How Cochrane Keeps the Addiction Science in Check

Science isn’t infallible. Humans make mistakes even in this highly sophisticated method of understanding the world around us. Thanks God, addiction researchers get a chance to correct their error. If they publish a big error, the publication may be withdrawn. In smaller cases, the publisher issues a correction. It is interesting to see how such a correction has been issued following publication of our Cochrane systematic review of literature which. Probably this helped to keep the addiction science in check. See it for yourself below.

August 2011: “Alcohol-related brief intervention in patients treated for opiate or cocaine dependence: a randomized controlled study”

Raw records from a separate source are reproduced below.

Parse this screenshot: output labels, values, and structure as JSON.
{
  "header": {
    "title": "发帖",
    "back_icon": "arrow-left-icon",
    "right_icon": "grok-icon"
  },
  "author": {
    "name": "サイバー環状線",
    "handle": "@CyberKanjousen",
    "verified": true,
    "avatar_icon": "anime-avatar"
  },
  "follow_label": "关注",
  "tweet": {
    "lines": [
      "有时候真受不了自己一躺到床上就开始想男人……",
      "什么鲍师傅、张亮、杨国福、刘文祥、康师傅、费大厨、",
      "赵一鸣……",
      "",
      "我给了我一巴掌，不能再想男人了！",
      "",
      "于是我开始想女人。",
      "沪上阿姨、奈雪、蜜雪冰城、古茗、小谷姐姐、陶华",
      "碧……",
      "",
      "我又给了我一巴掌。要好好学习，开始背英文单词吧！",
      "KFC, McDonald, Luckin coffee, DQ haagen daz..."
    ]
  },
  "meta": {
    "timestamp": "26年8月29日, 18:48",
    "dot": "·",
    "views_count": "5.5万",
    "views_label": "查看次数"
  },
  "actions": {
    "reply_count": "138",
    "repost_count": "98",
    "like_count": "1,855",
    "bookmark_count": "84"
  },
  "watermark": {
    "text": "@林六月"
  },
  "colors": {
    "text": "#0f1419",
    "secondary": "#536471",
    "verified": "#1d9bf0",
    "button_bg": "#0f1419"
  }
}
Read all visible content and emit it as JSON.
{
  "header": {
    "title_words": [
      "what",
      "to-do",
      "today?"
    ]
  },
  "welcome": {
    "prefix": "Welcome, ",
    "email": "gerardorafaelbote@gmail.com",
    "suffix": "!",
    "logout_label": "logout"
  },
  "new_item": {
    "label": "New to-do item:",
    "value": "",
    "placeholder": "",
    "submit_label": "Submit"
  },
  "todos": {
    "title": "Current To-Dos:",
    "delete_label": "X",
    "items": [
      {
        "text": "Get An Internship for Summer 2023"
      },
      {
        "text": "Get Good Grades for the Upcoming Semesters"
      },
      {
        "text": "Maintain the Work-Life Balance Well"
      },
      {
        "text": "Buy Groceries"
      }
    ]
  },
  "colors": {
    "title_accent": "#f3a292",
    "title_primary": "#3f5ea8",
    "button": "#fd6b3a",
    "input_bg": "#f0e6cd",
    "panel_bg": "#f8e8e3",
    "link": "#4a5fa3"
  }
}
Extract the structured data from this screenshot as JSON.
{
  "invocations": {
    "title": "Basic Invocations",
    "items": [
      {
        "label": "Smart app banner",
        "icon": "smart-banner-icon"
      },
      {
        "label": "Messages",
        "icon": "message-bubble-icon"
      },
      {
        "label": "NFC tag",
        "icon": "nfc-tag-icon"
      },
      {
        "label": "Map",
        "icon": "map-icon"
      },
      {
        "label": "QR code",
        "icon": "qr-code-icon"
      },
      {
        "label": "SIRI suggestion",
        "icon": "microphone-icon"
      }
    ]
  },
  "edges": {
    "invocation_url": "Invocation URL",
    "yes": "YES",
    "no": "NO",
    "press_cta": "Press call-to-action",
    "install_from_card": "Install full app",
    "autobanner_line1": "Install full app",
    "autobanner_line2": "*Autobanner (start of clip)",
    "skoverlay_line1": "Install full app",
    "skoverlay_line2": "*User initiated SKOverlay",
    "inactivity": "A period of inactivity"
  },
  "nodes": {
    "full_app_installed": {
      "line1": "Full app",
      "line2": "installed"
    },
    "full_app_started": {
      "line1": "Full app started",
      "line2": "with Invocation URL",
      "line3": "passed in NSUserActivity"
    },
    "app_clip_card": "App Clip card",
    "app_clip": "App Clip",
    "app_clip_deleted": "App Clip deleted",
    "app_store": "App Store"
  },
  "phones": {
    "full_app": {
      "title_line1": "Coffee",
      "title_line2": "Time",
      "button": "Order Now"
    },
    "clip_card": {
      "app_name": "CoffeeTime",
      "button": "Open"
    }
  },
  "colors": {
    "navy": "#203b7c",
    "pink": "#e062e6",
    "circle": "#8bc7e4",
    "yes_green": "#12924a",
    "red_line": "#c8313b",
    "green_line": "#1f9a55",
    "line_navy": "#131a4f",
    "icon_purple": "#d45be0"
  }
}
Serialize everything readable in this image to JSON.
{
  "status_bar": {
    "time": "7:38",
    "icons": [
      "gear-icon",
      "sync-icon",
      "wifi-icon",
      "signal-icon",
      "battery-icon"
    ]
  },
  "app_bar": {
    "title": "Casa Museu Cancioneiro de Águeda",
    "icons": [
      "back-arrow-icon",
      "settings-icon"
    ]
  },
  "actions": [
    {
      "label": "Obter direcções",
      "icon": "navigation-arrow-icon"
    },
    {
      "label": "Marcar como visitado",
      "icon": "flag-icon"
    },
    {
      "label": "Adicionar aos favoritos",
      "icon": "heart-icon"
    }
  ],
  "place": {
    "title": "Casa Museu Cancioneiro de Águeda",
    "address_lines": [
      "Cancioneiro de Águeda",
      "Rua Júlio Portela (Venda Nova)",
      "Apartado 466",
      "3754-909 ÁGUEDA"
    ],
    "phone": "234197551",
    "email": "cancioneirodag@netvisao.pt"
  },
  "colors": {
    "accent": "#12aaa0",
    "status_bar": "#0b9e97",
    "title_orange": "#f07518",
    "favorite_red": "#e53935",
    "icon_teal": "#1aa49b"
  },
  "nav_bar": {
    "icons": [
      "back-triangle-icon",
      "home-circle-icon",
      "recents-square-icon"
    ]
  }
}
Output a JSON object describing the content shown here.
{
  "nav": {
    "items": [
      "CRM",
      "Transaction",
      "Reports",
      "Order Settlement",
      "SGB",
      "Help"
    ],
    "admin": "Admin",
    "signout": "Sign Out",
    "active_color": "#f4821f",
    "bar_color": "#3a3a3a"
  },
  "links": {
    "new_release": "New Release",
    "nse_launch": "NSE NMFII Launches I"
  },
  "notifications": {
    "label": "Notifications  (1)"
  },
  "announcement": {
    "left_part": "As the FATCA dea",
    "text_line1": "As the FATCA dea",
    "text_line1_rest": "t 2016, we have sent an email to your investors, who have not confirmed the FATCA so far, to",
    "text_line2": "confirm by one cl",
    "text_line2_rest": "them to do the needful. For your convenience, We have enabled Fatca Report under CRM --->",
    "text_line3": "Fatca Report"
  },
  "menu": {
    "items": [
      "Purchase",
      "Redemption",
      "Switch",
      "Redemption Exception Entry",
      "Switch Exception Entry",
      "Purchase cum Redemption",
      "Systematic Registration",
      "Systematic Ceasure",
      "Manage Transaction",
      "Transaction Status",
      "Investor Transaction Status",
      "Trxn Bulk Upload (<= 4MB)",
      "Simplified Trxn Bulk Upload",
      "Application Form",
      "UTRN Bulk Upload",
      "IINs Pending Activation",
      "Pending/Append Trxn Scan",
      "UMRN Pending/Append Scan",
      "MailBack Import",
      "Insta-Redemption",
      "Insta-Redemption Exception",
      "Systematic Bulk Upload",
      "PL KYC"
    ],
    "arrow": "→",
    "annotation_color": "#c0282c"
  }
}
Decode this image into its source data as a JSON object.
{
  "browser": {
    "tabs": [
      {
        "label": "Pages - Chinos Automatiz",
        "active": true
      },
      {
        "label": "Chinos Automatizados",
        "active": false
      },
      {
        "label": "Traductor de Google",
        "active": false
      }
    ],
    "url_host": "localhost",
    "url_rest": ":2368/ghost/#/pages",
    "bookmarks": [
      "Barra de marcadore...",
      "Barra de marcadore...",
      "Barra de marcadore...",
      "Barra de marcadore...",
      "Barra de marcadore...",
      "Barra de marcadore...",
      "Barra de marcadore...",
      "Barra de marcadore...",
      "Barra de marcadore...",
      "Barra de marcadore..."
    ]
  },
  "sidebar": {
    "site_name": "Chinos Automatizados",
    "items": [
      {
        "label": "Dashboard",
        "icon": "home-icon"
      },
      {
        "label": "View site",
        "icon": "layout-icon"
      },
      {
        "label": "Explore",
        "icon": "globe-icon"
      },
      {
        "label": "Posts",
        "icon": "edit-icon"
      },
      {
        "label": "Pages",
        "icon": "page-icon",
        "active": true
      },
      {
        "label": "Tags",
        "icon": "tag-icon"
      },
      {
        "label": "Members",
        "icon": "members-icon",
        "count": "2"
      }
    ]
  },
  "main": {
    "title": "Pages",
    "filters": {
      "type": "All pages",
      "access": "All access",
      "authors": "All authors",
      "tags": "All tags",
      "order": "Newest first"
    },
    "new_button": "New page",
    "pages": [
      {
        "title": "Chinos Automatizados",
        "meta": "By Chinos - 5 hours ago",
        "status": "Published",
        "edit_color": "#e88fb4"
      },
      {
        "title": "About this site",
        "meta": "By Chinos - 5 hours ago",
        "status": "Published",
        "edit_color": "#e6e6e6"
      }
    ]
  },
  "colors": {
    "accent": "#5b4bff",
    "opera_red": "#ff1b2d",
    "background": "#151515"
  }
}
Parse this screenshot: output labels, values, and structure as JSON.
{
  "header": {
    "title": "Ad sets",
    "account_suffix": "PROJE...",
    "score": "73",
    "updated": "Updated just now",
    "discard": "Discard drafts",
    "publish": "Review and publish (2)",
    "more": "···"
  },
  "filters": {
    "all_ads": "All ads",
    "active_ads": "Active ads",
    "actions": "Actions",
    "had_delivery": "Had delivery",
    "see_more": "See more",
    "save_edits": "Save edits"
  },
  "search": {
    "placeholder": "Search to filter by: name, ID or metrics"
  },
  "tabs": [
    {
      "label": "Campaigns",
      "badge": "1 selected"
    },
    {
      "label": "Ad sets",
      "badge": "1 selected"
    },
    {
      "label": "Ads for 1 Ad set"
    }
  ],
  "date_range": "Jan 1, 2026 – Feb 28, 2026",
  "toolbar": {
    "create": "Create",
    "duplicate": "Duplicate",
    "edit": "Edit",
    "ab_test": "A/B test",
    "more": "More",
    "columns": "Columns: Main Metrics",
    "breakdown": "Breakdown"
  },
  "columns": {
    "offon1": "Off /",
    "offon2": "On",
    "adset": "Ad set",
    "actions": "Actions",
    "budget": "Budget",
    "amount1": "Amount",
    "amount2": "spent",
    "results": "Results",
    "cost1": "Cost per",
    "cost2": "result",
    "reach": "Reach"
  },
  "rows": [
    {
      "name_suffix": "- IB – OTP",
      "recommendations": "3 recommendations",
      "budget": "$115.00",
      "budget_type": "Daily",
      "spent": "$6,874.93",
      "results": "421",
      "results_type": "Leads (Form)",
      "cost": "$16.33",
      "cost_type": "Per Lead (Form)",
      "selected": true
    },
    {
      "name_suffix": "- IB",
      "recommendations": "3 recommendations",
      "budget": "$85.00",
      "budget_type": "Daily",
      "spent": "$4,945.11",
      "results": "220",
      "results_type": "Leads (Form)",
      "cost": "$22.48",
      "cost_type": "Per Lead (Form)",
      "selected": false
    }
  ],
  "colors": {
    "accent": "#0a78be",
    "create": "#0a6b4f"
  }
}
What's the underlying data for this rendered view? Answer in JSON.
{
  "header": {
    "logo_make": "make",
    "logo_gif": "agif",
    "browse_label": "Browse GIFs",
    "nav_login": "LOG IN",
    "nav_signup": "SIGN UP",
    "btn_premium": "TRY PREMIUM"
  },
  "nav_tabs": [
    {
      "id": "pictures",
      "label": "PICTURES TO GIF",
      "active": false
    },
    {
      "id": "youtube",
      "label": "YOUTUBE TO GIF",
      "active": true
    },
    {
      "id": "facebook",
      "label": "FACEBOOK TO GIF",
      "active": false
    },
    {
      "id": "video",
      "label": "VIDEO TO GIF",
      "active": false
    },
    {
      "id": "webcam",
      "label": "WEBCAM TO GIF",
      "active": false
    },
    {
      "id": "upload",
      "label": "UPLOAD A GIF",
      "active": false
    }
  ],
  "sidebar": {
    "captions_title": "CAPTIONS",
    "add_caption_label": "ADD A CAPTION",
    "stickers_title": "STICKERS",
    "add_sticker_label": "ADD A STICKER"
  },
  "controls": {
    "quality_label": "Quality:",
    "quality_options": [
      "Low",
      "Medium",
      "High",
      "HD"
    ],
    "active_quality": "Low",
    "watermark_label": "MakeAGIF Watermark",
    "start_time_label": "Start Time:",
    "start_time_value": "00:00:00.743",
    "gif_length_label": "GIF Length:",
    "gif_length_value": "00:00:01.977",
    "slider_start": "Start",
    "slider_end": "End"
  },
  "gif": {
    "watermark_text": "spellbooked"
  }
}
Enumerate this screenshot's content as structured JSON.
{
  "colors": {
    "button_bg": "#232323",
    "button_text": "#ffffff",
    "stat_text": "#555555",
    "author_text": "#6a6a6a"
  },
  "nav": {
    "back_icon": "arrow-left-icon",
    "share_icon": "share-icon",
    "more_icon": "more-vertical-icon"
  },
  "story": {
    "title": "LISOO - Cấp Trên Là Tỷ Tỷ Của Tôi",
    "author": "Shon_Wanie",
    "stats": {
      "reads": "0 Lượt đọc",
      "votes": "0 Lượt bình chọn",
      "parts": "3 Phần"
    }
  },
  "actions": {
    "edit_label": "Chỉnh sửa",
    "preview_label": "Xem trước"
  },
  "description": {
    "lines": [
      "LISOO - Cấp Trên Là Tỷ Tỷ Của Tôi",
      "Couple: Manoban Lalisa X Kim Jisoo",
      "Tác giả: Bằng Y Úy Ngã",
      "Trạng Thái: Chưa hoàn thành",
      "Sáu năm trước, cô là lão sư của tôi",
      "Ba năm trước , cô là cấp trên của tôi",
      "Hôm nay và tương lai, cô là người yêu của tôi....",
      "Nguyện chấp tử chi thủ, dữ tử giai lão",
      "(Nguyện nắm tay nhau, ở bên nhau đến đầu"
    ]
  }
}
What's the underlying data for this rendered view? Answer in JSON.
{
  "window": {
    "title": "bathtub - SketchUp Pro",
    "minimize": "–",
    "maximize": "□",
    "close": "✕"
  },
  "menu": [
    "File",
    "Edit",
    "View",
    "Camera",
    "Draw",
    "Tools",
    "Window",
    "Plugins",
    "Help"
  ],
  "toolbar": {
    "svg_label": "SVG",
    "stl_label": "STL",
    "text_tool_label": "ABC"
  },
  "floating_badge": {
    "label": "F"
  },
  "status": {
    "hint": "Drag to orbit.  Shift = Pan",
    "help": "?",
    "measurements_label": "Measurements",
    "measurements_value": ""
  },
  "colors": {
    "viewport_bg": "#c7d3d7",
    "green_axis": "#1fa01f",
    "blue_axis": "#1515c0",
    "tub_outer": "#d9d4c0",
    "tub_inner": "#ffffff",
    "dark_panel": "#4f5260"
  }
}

Before our review included this study, the authors reported the following figures in tables 3 and 7.

November 2011: “Psychosocial interventions to reduce alcohol consumption in concurrent problem alcohol and illicit drug users: a Cochrane review”

 Our review was published in November 2011 and re-stated the findings of the above study as: higher rates of decreased alcohol use at three months (risk ratio (RR) 0.32; 95% confidence interval (CI) 0.19 to 0.54) and nine months (RR 0.16; 95% CI 0.08 to 0.33) in the treatment as usual group– See more at: http://summaries.cochrane.org/CD009269/ADDICTN_which-talking-therapies-counselling-work-for-drug-users-with-alcohol-problems#sthash.RcVZGdQA.dpuf

August 2013 “Correction: Alcohol-related brief intervention in patients treated for opiate or cocaine dependence: a randomized controlled study”

After the publication of our review, the authors corrected their figures in tables 1 and 5. The care-as-usual treatment for the control group was no longer stronger than the experimental intervention, the “alcohol-related brief intervention.”

 –

A note on causality in science

Because causal relationships are hard to prove (i.e. cause -> effect), majority of scientific publications rely on correlations. An example of a correlation is a relationship between shorter living expectancy and male gender. Men die younger than women. Although there are many plausible explanations, we cannot pinpoint a single cause.  Similarly, if an article gets corrected following a review in a major synthesis of scientific evidence – the Cochrane review – it may be a pure coincidence or it may be a consequence of the review. 

Substance Abuse Treatment, Prevention and Policy is an open-access peer-reviewed online journal that encompasses all aspects of research concerning substance abuse, with a focus on policy issues. Text taken from www.substanceabusepolicy.com

Cochrane Collaboration hosts the largest database of systematic reviews to inform healthcare decisions. Cochrane reviews are the jaguars of medical evidence synthesis. Cochrane is a global independent network of health practitioners, researchers, patient advocates and others, responding to the challenge of making the vast amounts of evidence generated through research useful for informing decisions about health. Cochrane is a not-for-profit organisation with collaborators from over 120 countries working together to produce credible, accessible health information that is free from commercial sponsorship and other conflicts of interest. Text taken from www.cochrane.org